are over-subscribed when it comes to the availability of judges.
Expert PA was the typical NW knife fight, this time with Howard Rush
and Chris Cox at the pointy end of the results, a really interesting group
of wannabes following in close formation.
Worthy of note is that both Howard and Chris were using that Oldie-but-Goodie
40VF setup. I'm not saying we should all switch to, or back to, the 40VF,
but there certainly is something intriguing about this engine. And do note,
puhleeze, that these guys have years of experience with their engines, to
the point where that factor alone is the more salient of considerations.
When prepping for a flight, during the flight itself, there simply are no
mysteries as to what is going to happen.
Finally, I view this version of Stuntathon as easily the best in a series.
Steve, Chris and the NW Skyraiders have tamped down the few negatives this
site had in the early years, delivering to us yet another must-attend contest.
And Rush finally walked away with one of the coveted NW Skyraiders camp
chairs. Not a trashy give-away, these are the most comfortable collapsible
camp chairs around, plus they give one's pit area a bit of zootness as everybody
in this area wants one of these chairs.
Old Time Stunt Notable Moment: Pete's OTS win at the NW Regionals
was certainly no fluke, plus he is adapting nicely to flying at near sea
level, having come from flying at 5,000 feet. And of course...(Pete was
fretting about flying in Expert PA, the salient concern not being to finish
in last place.) See results below.)
Classic Stunt Notable Moment: Randy laying claim to The World's
Fastest Cobra. A mere 4.2 seconds per lap.
P.40 Notable Moment: One must wonder what kind of score Bob would
have posted if not held back by the results of strenuous physical activities...
Beginner PA Notable Moment: From David Miller to Mike, "I
told you this would be the first and last time you would be entered in Beginner
PA!" True enough, Mike is new to the contest scene, but he did all
the maneuvers and will now be in Intermediate PA...
Intermediate PA Notable Moment: Rod has improved. Quite a lot.
Now he gets to take on the Advanced PA guys. He is more than up to the challenge...
Advanced PA Notable Moment: While not remarked upon to any great
extent, it was with great glee that Steve Helmick and Da Dirt witnessed
Mr. Gardner pull into the reverse wingover almost exactly cross wind, nearly
90 degrees removed from up wind. With a barely audible chuckle Dave was
awarded pattern points. Of course. (Yes, it's a bit of an inside joke. Sorry.)
Expert PA Notable Moment: Actually, there were several, one of
which was...Pete was fretting about flying in Expert PA, the salient concern
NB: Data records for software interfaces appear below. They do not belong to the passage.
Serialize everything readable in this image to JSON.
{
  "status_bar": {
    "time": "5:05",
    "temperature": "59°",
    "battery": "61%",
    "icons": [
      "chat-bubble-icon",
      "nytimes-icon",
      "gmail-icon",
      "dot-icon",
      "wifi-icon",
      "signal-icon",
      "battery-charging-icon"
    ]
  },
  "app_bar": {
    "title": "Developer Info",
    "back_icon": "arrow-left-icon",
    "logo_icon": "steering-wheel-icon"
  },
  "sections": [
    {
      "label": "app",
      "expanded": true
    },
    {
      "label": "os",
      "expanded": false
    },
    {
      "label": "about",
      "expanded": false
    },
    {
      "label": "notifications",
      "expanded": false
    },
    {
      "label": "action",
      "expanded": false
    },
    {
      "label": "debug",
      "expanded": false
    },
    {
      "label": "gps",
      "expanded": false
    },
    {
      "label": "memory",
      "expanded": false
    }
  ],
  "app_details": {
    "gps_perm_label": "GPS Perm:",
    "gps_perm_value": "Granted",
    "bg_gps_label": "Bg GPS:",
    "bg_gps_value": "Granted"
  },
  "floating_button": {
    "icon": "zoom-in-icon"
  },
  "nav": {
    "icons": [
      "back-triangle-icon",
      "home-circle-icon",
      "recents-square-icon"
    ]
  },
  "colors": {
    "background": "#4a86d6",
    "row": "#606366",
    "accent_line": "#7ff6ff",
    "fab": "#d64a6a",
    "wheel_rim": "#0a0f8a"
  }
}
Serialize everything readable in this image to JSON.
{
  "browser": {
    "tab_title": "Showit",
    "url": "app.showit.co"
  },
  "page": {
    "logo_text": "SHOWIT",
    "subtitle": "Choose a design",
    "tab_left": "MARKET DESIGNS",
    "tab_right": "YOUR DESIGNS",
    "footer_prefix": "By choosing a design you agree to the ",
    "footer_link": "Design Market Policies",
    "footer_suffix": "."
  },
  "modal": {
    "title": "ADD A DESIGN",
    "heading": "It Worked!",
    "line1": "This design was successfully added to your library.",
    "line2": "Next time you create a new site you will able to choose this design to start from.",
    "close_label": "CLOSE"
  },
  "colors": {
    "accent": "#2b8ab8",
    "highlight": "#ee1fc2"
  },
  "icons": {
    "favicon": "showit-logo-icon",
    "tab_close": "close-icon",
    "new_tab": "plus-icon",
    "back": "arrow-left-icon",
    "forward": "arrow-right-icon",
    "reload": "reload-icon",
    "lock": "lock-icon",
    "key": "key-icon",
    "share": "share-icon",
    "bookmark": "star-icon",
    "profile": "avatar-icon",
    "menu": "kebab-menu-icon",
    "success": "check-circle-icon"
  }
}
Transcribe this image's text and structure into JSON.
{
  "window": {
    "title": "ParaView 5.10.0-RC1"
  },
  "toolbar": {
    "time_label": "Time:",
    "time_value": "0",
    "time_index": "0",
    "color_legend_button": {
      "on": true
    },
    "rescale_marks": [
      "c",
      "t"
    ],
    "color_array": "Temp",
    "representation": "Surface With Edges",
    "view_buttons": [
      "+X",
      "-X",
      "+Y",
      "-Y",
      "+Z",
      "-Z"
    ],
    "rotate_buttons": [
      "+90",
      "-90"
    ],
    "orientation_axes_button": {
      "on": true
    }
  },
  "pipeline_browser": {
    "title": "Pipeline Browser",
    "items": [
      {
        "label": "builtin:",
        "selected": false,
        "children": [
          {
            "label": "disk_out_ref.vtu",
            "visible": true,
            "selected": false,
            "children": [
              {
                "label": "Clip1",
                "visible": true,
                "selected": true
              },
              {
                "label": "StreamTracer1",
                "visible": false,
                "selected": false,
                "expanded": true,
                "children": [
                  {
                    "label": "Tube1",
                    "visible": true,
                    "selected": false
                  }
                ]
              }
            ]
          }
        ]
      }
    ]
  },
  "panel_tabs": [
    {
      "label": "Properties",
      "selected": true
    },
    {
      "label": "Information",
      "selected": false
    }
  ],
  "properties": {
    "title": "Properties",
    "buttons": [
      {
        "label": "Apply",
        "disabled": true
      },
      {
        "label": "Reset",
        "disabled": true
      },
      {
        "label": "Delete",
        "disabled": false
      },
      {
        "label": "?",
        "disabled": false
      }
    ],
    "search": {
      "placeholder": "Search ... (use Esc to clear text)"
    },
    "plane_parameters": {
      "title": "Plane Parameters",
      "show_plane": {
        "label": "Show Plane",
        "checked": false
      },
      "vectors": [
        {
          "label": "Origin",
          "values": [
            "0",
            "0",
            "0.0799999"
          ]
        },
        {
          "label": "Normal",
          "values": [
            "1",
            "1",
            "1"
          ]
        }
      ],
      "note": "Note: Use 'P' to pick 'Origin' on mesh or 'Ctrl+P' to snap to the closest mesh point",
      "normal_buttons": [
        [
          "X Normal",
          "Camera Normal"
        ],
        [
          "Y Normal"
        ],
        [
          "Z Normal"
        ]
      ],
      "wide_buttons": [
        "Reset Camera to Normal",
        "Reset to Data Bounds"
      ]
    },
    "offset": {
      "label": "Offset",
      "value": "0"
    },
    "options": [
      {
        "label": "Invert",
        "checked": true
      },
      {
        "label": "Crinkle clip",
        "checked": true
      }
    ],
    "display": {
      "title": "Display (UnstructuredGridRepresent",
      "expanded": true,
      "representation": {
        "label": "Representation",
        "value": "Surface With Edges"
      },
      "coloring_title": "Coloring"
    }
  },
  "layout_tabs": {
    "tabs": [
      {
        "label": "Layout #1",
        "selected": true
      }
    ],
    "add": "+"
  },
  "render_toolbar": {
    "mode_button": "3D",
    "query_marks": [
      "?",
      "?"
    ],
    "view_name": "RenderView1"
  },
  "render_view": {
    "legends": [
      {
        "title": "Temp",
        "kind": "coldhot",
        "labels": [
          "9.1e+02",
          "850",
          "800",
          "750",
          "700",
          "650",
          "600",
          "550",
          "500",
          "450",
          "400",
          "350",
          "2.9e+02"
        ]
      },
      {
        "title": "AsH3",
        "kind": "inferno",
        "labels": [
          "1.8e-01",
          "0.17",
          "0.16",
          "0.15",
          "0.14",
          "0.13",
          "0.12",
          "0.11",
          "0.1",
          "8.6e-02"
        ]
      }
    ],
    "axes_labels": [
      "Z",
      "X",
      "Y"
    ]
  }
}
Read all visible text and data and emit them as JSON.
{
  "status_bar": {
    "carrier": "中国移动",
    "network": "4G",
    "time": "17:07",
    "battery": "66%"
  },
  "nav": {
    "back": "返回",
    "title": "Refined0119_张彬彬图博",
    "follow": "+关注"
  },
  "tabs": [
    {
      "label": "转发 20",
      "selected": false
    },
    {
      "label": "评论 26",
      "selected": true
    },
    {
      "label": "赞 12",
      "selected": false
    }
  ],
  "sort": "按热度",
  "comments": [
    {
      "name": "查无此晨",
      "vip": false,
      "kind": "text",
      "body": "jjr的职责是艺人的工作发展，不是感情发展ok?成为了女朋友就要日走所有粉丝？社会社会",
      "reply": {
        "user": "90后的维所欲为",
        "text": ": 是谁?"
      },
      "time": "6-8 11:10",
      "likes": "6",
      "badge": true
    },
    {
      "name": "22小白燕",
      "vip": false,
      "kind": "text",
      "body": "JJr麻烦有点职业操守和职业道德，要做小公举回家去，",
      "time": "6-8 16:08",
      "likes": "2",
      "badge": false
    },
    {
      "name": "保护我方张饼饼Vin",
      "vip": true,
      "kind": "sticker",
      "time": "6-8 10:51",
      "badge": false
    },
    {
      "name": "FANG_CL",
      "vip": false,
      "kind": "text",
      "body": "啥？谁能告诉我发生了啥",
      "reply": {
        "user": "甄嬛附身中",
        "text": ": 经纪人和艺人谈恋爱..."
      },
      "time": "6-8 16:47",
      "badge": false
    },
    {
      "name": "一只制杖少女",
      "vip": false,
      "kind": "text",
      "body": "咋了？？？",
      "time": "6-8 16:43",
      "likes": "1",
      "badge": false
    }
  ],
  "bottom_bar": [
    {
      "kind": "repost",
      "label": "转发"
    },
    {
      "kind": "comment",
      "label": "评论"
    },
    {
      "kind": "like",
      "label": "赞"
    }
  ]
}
being to not finish in last place. See results above.
More NMs: Pat just squeaked by Dee, even with the advantage of
appearance points. Or was Dee holding back, merely to avoid embarrassing
My still-new Impact flies well, although muscle memory--Jeez, look at
that thing turn! And why is it 12 feet high? Oh, that's right, it turns!--geared
to Pukey Profiles continues to be a concern.
Randy got his Cobra slowed down, but his "real" PA model frustrated
him early in the morning with fuel-feed issues.
Finally, the next time Pete Peterson frets about being competitive in
the NW, we will laugh and chortle to no end. Welcome to the NW, my friend!
Thanks for the roll of MonoKote. Thanks for the near-instant loan of your
clip-on sunglasses. Thanks for helping with the ARF. Thanks for introducing
me to Dee Rice. No thanks to flying against you in OTS.
This page was upated June